"I surrendered but as you see they put the handcuffs behind my back," Atayun told reporters. "It is all political," he said when asked why he was detained.
The suspects are accused of espionage, illegal wire-tapping, forging official documents, violation of privacy, fabricating evidence and violating the secrecy of an investigation, the reports said.
The public prosecutor's office in Istanbul said that arrest warrants had been issued for 115 suspects and 67 have been detained so far.
Fallouts of bitter feud
The arrests are the latest round in a bitter feud between Erdogan and his former ally Fethullah Gulen, in the wake of a vast corruption scandal that broke late last year implicating the prime minister and his inner circle.
Supporters of exiled cleric Gulen in the police force were widely blamed for leaking details of scandals.
The latest wave of arrests is set to further inflame political tensions in Turkey as Erdogan attempts to take the presidency in August 10 elections, having been prime minister for more than a decade.
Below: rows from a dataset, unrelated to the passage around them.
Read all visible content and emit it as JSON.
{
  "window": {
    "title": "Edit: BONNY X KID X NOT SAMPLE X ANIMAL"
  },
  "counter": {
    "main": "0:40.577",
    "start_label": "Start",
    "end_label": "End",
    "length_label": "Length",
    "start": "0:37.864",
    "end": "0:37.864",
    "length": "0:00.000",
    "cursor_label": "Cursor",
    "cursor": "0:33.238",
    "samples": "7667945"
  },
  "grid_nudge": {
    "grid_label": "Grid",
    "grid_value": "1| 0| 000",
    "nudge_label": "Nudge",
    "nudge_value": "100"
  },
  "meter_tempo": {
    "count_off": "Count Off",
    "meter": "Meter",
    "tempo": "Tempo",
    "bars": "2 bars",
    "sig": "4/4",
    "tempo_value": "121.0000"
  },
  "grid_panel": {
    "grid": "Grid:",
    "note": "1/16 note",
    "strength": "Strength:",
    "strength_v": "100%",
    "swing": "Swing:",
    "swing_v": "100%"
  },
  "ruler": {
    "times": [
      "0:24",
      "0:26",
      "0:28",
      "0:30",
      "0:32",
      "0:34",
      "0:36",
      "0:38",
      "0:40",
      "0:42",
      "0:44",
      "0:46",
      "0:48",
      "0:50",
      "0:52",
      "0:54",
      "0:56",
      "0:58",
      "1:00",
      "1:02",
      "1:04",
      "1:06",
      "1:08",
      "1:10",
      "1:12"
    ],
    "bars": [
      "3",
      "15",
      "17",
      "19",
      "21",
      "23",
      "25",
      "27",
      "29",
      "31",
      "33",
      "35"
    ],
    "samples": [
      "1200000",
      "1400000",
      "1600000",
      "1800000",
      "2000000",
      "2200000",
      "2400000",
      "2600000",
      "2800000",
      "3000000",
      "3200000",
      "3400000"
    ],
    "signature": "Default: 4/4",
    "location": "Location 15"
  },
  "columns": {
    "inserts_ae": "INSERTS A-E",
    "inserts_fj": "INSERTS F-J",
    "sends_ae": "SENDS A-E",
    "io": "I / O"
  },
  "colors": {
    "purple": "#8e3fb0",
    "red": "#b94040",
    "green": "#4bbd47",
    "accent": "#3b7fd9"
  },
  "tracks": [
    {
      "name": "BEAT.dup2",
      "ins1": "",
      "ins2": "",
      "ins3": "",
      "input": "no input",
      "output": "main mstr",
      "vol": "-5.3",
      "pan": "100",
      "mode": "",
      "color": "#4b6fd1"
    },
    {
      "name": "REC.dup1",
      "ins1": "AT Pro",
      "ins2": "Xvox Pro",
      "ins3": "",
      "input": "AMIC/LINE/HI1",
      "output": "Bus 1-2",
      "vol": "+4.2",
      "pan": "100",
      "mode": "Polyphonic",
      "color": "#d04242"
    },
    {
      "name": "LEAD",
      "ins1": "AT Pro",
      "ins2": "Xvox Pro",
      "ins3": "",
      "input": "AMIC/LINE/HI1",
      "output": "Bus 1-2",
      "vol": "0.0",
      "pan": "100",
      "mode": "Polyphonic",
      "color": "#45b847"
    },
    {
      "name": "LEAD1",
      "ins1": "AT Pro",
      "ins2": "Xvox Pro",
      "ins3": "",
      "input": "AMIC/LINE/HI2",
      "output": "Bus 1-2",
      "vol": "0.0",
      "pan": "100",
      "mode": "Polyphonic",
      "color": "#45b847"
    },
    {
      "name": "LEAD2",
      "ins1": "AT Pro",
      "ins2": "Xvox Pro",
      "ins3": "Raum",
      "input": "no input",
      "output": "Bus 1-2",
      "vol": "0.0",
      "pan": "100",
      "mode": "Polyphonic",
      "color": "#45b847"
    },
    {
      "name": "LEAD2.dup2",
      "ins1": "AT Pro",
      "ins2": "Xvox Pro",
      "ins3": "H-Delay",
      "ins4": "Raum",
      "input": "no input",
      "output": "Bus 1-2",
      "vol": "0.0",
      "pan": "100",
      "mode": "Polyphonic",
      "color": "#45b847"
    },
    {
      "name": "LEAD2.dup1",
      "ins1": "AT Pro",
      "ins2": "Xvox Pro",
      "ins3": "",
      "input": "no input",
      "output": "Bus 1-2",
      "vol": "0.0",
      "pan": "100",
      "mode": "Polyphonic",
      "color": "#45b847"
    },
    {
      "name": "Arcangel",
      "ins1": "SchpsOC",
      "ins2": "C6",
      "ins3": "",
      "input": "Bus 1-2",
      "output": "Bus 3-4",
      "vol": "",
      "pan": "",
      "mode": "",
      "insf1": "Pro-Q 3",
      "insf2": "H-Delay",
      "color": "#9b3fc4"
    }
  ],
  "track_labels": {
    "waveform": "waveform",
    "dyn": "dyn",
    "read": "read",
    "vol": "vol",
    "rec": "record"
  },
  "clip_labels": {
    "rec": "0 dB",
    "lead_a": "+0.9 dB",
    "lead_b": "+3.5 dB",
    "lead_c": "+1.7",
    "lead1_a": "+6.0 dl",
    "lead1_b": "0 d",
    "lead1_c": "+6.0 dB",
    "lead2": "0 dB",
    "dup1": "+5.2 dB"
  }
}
REALTED: Gulen, Erdogan and democracy in Turkey
Most of the suspects reportedly held key positions in the anti-corruption probe against Erdogan, where some of the evidence came from recorded telephone conversations.
In a television interview on Monday, Erdogan vowed bitterly that the fight against the Gulen movement would continue "non-stop" while calling on the United States to extradite the exiled cleric from his base in Pennsylvania.
"I expect the United States to take a stance on the Gulen issue," Erdogan said.
Gulen, who left for the US in 1999 to escape charges of anti-secular activities by the government at the time, has denied being behind the corruption allegations against Erdogan.